The man who has been called the world's greatest athlete faced a crowded field of children.


"Were you guys thinking we were going to race today?" asked Bryan Clay, Olympic gold medalist. "Who thinks they can beat me?"


He half-raised his hand, waiting to see who else would, as the students laughed: No one was taking the bait.


Clay was making a return trip to Mesquite Trails Elementary School after the school raised the most money this spring out of all participating Victor Valley area schools for the Bryan Clay Foundation, which supports sports in education.


Tuesday, he competed against Mesquite Trails staff and students who had won grade-level competitions previously.


"We're going to let Bryan tie his shoes up," said Principal Dave Stewart over the loudspeakers. "I can tell he's starting to get a bit nervous."


Stewart and Clay teased each other throughout the event. Prior to becoming an educator in the Hesperia Unified School District, Canadian-born Stewart was the number one pre-Olympic favorite for track and field events in the 2004 games in Athens. A week before the trials in July 2004, illness struck and cost Stewart his spot on the national team. Clay went on to win the silver medal in the decathlon, conquering 10 different events over two days in Greece. Four years later, he became the first American in 12 years to win a gold medal in the event and by the largest margin of victory since 1972.


"On your mark, get set, gopher!" Stewart shouted, his students laughing as the competitors took their positions again after the false start. "I can't believe Bryan fell for that.

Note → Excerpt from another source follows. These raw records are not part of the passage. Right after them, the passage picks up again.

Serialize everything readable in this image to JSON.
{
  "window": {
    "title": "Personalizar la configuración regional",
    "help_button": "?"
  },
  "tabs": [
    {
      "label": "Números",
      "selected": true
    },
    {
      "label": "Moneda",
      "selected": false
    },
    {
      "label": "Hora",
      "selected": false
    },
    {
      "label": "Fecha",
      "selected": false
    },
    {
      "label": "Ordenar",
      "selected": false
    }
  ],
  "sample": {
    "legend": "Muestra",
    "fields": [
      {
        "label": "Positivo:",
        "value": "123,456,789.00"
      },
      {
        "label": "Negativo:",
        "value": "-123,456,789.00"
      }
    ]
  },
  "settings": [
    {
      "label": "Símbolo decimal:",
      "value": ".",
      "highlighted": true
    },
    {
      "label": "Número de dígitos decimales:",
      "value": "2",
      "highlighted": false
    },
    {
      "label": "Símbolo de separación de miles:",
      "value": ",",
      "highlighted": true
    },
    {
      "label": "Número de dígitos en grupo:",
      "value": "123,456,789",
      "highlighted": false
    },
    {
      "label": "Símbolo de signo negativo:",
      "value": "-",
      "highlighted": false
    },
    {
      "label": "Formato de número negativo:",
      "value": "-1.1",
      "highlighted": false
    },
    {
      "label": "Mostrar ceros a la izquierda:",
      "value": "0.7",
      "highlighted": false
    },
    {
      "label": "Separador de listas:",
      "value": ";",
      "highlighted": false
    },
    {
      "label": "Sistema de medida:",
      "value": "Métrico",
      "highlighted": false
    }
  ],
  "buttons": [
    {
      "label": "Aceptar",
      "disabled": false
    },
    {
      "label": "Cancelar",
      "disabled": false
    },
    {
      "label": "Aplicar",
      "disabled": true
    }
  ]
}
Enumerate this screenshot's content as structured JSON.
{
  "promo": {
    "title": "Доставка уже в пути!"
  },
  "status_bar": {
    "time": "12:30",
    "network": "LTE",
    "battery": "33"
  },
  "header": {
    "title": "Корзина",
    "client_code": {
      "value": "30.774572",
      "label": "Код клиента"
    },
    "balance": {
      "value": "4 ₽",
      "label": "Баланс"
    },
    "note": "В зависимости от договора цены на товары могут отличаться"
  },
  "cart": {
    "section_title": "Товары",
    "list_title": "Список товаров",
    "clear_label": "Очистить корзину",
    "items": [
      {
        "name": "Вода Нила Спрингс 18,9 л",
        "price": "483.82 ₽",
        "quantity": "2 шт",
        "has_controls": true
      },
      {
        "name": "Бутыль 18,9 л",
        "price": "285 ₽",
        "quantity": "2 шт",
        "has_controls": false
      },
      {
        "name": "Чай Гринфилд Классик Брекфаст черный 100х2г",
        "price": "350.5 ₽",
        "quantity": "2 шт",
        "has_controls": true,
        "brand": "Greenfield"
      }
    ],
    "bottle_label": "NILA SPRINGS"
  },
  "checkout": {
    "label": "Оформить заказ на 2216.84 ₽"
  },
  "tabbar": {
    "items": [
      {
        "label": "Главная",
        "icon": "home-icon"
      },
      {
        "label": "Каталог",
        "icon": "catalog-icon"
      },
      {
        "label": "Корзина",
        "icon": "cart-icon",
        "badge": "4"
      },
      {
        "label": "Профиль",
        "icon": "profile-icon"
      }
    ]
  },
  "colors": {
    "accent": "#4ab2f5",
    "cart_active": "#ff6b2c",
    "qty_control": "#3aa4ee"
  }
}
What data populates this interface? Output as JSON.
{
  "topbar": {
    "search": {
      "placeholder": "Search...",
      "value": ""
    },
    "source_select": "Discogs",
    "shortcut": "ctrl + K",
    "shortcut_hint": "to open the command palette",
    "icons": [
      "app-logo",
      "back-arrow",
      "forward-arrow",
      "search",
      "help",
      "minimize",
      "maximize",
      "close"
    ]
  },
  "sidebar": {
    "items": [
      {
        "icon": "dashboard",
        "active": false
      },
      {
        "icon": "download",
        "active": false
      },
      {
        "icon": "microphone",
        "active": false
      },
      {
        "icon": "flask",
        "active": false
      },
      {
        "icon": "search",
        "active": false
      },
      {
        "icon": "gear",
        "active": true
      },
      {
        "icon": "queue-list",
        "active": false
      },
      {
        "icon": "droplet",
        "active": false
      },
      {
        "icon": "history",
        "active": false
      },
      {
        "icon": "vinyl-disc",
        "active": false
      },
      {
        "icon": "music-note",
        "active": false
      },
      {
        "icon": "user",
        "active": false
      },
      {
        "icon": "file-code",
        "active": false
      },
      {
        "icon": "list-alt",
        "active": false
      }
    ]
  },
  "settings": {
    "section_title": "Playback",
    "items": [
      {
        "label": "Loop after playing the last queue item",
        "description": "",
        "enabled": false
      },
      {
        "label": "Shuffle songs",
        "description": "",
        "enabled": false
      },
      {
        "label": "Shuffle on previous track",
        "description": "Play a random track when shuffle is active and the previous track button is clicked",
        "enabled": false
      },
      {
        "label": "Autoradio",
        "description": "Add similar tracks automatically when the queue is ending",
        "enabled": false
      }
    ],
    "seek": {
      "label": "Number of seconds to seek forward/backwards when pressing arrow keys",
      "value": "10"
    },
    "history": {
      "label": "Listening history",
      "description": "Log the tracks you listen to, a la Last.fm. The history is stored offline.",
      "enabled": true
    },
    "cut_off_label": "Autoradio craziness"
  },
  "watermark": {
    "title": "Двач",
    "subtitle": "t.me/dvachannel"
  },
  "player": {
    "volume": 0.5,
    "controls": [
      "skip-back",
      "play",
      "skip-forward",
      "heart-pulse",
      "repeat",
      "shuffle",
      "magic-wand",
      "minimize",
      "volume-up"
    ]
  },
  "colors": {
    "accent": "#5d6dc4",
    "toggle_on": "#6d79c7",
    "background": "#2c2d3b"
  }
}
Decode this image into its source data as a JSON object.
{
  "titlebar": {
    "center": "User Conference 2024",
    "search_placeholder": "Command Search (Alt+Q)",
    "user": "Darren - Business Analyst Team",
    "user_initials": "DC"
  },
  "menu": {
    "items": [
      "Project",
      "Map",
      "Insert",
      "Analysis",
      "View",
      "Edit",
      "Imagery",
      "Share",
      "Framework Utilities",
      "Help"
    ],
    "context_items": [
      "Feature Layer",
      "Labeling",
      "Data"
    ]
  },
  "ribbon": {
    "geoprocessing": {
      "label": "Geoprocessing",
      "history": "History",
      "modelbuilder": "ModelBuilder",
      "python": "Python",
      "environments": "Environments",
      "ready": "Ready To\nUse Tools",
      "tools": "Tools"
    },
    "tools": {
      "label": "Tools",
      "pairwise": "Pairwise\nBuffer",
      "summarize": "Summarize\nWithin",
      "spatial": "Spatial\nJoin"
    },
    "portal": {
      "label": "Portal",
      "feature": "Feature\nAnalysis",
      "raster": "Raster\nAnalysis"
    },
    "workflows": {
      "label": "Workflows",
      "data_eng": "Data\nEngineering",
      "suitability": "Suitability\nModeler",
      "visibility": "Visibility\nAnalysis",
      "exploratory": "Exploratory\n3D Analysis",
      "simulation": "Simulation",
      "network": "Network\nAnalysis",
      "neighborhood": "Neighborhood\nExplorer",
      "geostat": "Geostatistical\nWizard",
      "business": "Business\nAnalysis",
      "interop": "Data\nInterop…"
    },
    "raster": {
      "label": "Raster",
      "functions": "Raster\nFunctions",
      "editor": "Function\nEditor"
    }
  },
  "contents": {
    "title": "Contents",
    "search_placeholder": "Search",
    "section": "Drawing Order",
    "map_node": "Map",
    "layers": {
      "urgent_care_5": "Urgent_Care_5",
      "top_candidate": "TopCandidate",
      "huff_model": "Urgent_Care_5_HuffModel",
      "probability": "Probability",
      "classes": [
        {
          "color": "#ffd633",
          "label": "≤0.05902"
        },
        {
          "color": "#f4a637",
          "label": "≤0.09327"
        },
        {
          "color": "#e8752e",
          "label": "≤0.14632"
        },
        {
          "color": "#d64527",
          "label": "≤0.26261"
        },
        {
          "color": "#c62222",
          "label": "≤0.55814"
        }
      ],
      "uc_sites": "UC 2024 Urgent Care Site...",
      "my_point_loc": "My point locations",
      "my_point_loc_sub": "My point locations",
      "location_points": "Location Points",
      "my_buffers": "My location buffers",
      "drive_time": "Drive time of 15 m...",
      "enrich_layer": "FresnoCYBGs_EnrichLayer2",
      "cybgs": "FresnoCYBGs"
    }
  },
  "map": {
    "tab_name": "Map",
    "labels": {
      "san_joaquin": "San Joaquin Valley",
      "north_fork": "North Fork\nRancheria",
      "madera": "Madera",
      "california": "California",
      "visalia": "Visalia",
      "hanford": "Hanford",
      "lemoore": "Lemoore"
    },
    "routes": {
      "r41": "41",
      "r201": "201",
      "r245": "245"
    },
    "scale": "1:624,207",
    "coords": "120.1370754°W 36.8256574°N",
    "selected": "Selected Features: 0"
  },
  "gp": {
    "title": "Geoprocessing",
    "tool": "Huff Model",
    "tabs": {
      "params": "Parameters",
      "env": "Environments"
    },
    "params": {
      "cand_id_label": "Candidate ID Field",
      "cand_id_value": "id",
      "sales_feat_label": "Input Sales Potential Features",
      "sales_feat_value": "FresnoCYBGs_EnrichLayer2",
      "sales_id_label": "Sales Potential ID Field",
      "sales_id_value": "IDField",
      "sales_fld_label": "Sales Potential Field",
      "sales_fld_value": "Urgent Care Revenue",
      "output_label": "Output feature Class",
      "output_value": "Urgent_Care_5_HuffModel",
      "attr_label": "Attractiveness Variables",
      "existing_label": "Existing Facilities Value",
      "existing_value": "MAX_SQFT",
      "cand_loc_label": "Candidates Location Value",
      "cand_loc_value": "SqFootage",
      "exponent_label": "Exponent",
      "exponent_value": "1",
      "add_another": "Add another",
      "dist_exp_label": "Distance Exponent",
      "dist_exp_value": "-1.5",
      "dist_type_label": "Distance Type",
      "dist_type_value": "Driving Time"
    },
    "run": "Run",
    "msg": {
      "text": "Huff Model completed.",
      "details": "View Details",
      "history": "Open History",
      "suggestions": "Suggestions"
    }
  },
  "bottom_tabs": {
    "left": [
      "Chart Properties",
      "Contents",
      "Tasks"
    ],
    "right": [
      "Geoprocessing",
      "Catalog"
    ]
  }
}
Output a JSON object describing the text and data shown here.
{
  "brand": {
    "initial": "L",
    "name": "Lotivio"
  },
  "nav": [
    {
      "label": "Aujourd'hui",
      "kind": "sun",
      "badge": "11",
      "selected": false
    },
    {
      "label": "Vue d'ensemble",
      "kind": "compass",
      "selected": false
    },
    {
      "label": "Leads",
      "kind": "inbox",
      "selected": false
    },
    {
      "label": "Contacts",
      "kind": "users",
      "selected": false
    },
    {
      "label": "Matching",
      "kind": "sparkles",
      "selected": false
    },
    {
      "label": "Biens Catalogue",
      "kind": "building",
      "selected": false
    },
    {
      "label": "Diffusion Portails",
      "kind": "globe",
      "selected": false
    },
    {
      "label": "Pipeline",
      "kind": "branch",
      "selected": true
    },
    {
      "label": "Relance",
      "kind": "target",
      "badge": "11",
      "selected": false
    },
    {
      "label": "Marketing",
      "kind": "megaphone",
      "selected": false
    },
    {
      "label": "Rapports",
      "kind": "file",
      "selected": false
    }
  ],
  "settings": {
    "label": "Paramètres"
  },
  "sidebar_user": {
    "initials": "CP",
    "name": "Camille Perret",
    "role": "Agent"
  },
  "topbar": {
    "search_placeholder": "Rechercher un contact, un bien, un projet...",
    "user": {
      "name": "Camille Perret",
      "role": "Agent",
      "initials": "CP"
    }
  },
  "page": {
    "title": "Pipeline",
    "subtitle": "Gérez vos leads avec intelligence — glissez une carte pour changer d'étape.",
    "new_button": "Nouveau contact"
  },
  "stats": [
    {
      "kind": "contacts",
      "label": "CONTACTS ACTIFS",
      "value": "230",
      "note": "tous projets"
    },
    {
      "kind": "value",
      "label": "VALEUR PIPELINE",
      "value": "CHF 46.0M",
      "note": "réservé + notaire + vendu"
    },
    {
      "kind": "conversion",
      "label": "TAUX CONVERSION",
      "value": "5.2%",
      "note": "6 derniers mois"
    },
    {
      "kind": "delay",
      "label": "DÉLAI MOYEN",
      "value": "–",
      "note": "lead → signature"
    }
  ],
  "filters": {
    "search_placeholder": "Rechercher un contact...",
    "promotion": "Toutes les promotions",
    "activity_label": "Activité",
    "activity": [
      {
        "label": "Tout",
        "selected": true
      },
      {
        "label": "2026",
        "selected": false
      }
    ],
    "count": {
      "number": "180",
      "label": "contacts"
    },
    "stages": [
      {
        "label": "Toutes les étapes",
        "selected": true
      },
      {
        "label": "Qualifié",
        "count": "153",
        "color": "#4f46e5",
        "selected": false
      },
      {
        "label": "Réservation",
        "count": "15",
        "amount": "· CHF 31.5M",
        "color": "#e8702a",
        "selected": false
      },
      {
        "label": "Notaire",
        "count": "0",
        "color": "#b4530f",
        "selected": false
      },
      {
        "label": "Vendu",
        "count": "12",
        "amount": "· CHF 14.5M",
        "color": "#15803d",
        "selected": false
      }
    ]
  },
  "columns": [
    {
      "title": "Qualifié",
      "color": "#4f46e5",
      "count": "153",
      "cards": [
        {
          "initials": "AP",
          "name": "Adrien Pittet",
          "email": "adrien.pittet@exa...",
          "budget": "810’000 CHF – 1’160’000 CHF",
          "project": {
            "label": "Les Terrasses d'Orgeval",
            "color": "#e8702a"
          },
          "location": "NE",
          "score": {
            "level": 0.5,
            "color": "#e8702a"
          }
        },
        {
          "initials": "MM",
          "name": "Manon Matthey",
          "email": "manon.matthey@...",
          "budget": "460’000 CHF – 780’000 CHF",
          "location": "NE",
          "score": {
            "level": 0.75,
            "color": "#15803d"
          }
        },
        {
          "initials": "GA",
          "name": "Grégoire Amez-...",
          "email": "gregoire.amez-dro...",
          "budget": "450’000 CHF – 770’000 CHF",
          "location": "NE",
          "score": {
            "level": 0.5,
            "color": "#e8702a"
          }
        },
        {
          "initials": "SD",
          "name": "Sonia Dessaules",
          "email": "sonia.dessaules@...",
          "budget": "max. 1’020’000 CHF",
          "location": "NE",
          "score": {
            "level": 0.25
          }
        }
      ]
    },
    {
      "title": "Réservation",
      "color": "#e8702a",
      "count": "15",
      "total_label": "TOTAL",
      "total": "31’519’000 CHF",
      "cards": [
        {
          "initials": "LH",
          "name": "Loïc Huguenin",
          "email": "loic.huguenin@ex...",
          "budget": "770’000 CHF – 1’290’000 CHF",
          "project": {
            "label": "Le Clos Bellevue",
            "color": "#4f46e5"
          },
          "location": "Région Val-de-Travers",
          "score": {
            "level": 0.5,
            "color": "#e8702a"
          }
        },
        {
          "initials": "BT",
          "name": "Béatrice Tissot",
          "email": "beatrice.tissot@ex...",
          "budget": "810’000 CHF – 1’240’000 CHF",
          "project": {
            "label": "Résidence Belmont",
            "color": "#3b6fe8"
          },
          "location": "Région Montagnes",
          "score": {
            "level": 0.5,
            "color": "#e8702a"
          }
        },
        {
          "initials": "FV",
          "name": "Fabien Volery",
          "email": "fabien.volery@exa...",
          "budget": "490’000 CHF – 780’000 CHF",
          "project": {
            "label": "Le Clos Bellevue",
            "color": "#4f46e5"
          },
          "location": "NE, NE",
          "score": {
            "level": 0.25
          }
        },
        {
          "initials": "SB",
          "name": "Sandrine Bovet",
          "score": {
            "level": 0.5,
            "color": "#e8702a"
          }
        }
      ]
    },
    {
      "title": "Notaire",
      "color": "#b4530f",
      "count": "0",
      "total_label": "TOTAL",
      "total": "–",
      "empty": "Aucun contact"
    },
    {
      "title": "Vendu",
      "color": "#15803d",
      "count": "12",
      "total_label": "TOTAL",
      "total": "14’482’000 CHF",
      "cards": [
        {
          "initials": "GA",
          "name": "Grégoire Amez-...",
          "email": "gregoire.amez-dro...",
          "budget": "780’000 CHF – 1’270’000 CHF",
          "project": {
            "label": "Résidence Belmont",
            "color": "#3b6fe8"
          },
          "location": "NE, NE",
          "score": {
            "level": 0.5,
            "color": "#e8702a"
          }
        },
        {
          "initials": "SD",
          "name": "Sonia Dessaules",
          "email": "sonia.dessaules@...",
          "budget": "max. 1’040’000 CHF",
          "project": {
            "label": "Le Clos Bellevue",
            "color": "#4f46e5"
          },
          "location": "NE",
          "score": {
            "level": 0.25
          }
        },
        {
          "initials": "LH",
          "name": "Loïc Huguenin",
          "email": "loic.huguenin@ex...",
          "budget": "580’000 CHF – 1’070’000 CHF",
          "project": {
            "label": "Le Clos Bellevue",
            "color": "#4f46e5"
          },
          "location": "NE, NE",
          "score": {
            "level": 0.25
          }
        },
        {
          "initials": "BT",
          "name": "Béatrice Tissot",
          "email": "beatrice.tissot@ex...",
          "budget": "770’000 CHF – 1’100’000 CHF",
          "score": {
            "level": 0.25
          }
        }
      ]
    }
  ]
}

That's, like, the oldest Mr. Stewart joke in the book."


Clay raced against the students, taking it easy at first, but picking it up near the end, paced the entire way by Keyshawn, a 6th grader in dreadlocks, whom Clay high-fived and talked to afterwards.


Then it was on to the javelin.


"It's got two very sharp ends," Clay said, hoisting the javelin and explaining throwing technique. "Teachers, when you walk with this, hold it up like this. We don't want anyone to lose an eye."


Even with tutoring from Clay, there was no question as to who were the teachers, who was the former world-class athlete and which one was the gold medal decathlete.


"There's been a lot of talking coming into this; let's see what he can do," said Stewart as fifth grade teachers Matt Michalski picked up the javelin, hurling it further than the rest of his colleagues. "Whoa!"


In the end, Clay showed how it was done, and made it look easy, despite favoring an injured elbow: His javelin flew straighter and dramatically farther than even Stewart's.


"Bryan's farthest throw, if we measured it, would be all the way to the track," Stewart told his students, pointing at the school's walking track, almost invisible from where the assembly had gathered.


Finally, Clay, Stewart and a pair of students lined up, ready to do a small course of hurdles (kid-sized hurdles for the students).


"We don't enough room and I don't think Mr. Stewart's in that good of a shape," Clay grinned as he explained the event. "In between each hurdle, you're trying to take only three steps."


All four shot off at the same time, with Clay, Stewart and Keyshawn crossing the finish line at approximately the same time.


For more information about Clay and his foundation, visit BryanClay.com.


Beau Yarbrough can be reached at 956-7108 or at beau@hesperiastar.com.